(Data about app and page elements)
────────────────────

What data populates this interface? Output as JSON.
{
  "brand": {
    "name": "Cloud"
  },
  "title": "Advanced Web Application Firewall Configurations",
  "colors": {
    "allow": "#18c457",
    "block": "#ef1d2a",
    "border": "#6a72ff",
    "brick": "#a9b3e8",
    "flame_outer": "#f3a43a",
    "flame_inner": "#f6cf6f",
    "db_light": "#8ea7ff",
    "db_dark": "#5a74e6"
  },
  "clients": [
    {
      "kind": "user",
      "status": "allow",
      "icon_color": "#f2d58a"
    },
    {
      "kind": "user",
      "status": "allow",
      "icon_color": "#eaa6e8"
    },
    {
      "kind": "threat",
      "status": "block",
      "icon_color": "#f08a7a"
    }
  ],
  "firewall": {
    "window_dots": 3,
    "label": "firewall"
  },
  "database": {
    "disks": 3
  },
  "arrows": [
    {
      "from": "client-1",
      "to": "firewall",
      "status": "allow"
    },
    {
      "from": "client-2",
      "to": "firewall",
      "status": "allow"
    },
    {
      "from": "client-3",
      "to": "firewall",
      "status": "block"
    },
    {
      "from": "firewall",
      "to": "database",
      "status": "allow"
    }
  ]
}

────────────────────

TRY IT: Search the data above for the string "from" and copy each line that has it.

RESPONSE BELOW:
      "from": "client-1",
      "from": "client-2",
      "from": "client-3",
      "from": "firewall",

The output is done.